Since last year, I have been working with Jim Carpenter, a freelance programmer by trade, on hunting down old Prodigy data so that we may preserve it, display it again, and perhaps even one day use it to recreate Prodigy itself.

We're calling it the Prodigy Restoration Project.

By now you may have seen my latest piece for The Atlantic entitled Where Online Services Go When They Die: Rebuilding Prodigy, One Page at a Time. That article describes the genesis of the project while also diving into the technical back story of the Prodigy service.

The reason we have any hope of doing something like this is because Carpenter discovered that Prodigy screen data can still be found in the STAGE.DAT and CACHE.DAT files located in used Prodigy client directories.

Those two files were used as cache files to speed up load times when using the service. When connecting to Prodigy, the client would download page data into the files. Whenever the client last connected to Prodigy, that data got frozen in time. If a vintage Prodigy client install still exists, we can get at the "frozen" data today.

Here are some screens that Carpenter pulled from a STAGE.DAT I had in my personal archives (these are from a STAGE.DAT file dated October 6, 1996):

Prodigy Login Screenshot from Benj Edwards STAGE.DAT Prodigy Rebel Space Screenshot from Benj Edwards STAGE.DAT Prodigy Encyclopedia Screenshot from Benj Edwards STAGE.DAT Prodigy Golf Tour Screenshot from Benj Edwards STAGE.DAT

Prodigy Greeting Cards Screenshot from Benj Edwards STAGE.DAT Prodigy Email Template Screenshot from Benj Edwards STAGE.DAT Prodigy Phone Directory Screenshot from Benj Edwards STAGE.DAT Prodigy Problem Error Screenshot from Benj Edwards STAGE.DAT

We can extract these screens using a series of Python programs written by Carpenter. They read through a previously used STAGE.DAT file, generate a list of pointers to the pages or object data contained within, then direct the Prodigy Reception System client to display them one at a time so we can take screenshots.

Jim's code is not ready for release yet, but he hopes to polish it up enough to put up on GitHub soon. It has a long way to go before becoming a turnkey solution to extracting and displaying the data found in STAGE.DAT files. We're working on it.

With that in mind, I've written the rest of this post in the form of a Frequently Asked Questions.

[ Continue reading Bringing Prodigy Back From The Dead » ]

In Turing Test, VC&G writer Ulaf Silchov Fails to Convince Judges He is Human

Monday, June 9th, 2014

Ulaf SilchovUlaf Silchov, our resident Ukranian computer and video game expert, recently decided to volunteer as the human control in a recent Turing test conducted at the University of Reading in the UK.

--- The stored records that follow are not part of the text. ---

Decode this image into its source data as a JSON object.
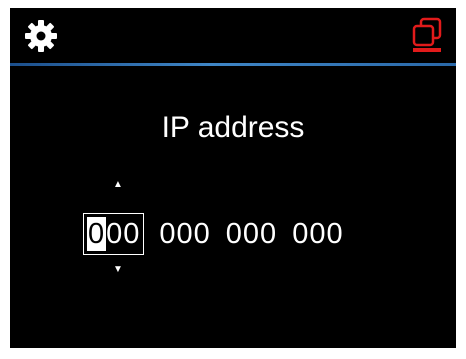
{
  "header": {
    "left_icon": "gear-icon",
    "right_icon": "window-stack-icon",
    "accent_color": "#e21b1b",
    "divider_color": "#3f86c6"
  },
  "main": {
    "title": "IP address",
    "ip": {
      "octets": [
        "000",
        "000",
        "000",
        "000"
      ],
      "active_octet_index": 0,
      "cursor_digit": "0",
      "active_rest": "00",
      "up_arrow": "▲",
      "down_arrow": "▼"
    }
  }
}
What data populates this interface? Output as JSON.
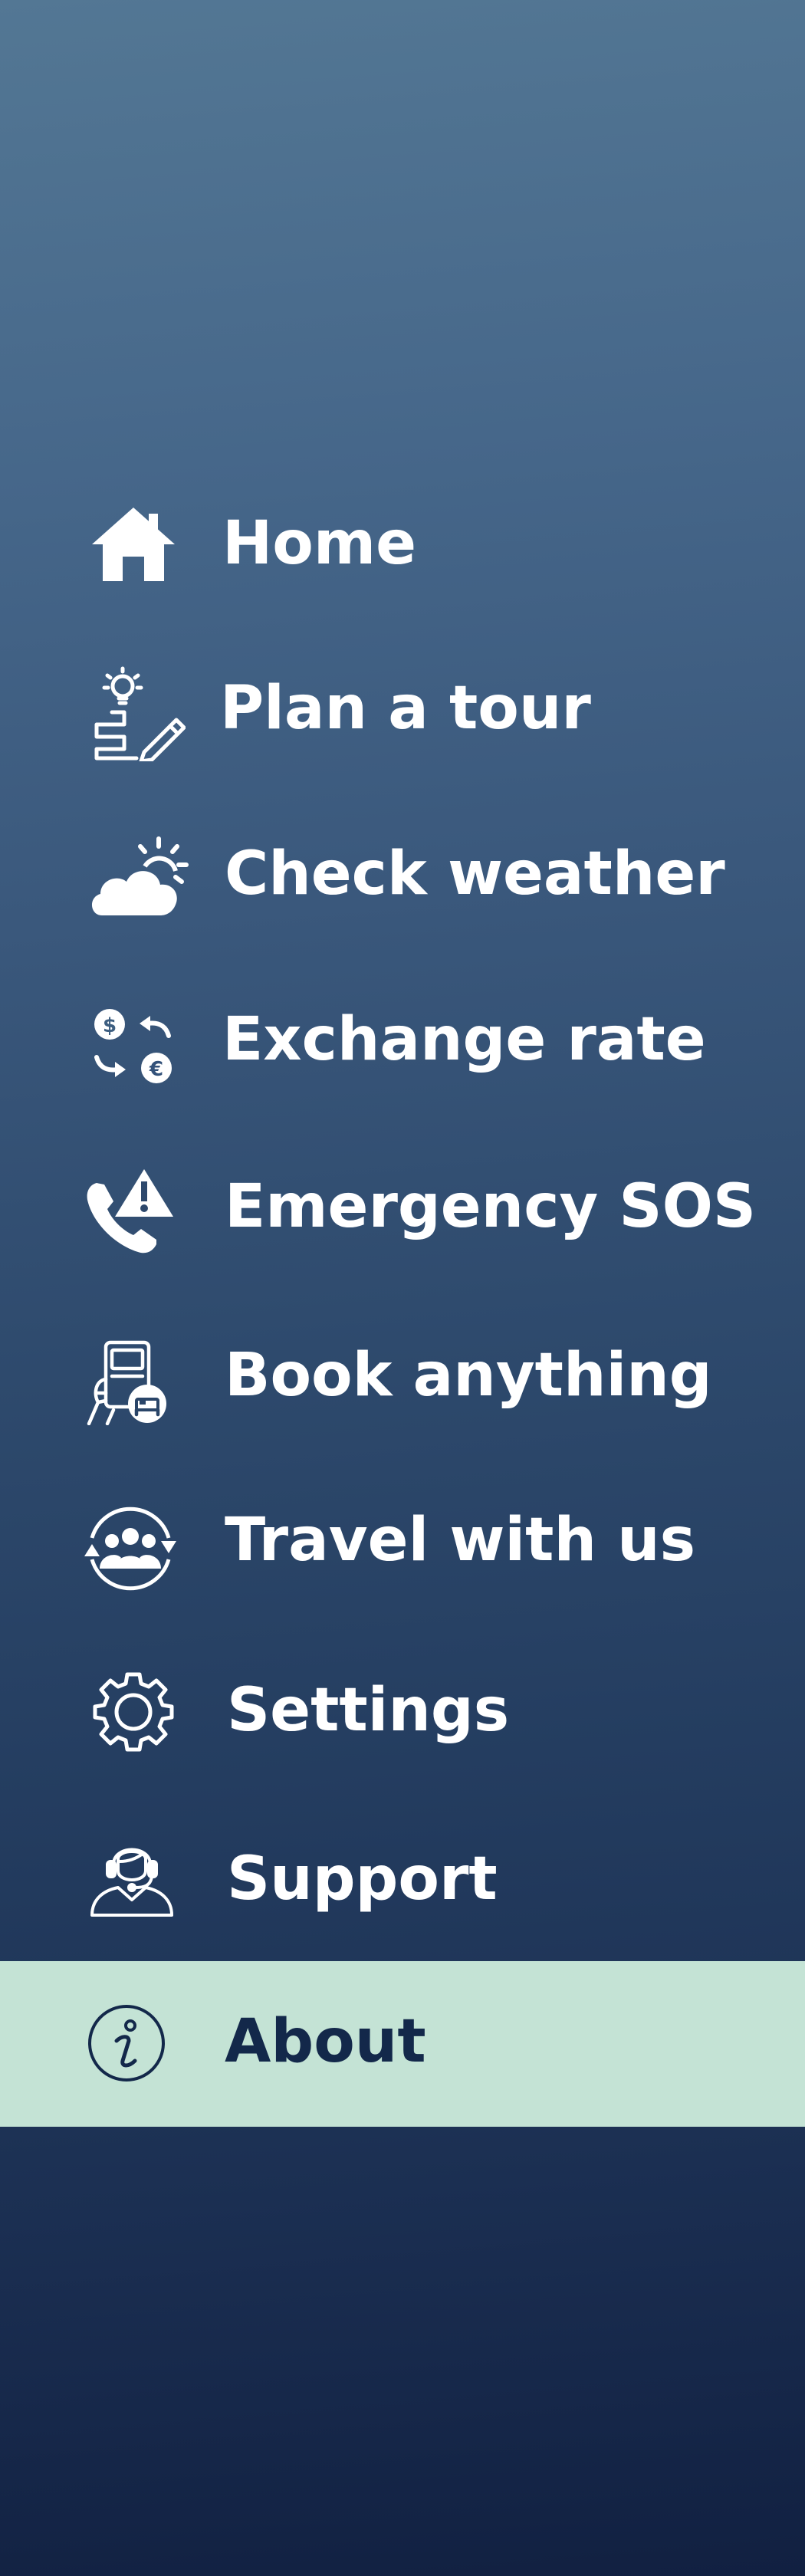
{
  "theme": {
    "gradient_top": "#537794",
    "gradient_bottom": "#112041",
    "text_color": "#ffffff",
    "active_background": "#c4e3d5",
    "active_text_color": "#13284a"
  },
  "menu": {
    "active_index": 9,
    "items": [
      {
        "label": "Home",
        "icon": "home-icon"
      },
      {
        "label": "Plan a tour",
        "icon": "plan-tour-icon"
      },
      {
        "label": "Check weather",
        "icon": "weather-icon"
      },
      {
        "label": "Exchange rate",
        "icon": "exchange-rate-icon"
      },
      {
        "label": "Emergency SOS",
        "icon": "emergency-sos-icon"
      },
      {
        "label": "Book anything",
        "icon": "booking-icon"
      },
      {
        "label": "Travel with us",
        "icon": "group-travel-icon"
      },
      {
        "label": "Settings",
        "icon": "gear-icon"
      },
      {
        "label": "Support",
        "icon": "support-headset-icon"
      },
      {
        "label": "About",
        "icon": "info-icon"
      }
    ]
  }
}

The only problem? Everyone thought he was a computer.

Here is an excerpt of one of his conversations with a judge:

Judge: Hi, I'm Cathy.

Entity: CATHY! THE NAME OF A WOMANS.

Judge: Yes, I'm a woman.

Entity: WHAT IS A WOMANS, REALLY? BUT A MANS WITH THE UNSTOPPABLE THIRST FOR KRELBS.

Judge: Right. What is your name?

Entity: WHAT IS YOUR NAMES?

Judge: I'm Cathy, remember?

Entity: THAT IS NOT A REAL NAMES.

Judge: Yes, it is. At least where I come from. What is your name?

Entity: ULAF HAVE BEEN GIVEN THE NAMES ULAF IN UKRAINE, BUT FRIENDS CALL ULAF "ULAF" FOR SHORTS IN SVADLOST.

Judge: Nice name. Are you from either area?

Entity: THE AREA OF A TRIANGLES BECOMES THE HYPOTENUSE…ULAF FORGET.

Judge: Uh huh. How could you forget something so important?

Entity: NO, ULAF NOT IMPORTENT. ULAF HAVE AT LEAST 3.5 CHILDRENS (ONE HALF SIZED).

Judge: That's a very personal issue. What's your specialty?

Entity: ULAF FORGET TO ASK WHERE EITHER OF YOUR MINDS ARE FROM.

Judge: The universe and you?

Entity: ULAF, ALSO, BECOMES FROM THE STUFF OF STARS, AS THE MIND OF CARLOS SAGAN ONCE TOLD.

Judge: Do you have any hobbies?

Entity: NO TIMES TO TALK NOW, RUSSIANS KARUMPING ON THE DOOR OF ULAF. REMEMBER, THIS IS ULAF SAYING, "BE THE MASTER." *END TRANSMISSION*

Judge: I'm still here.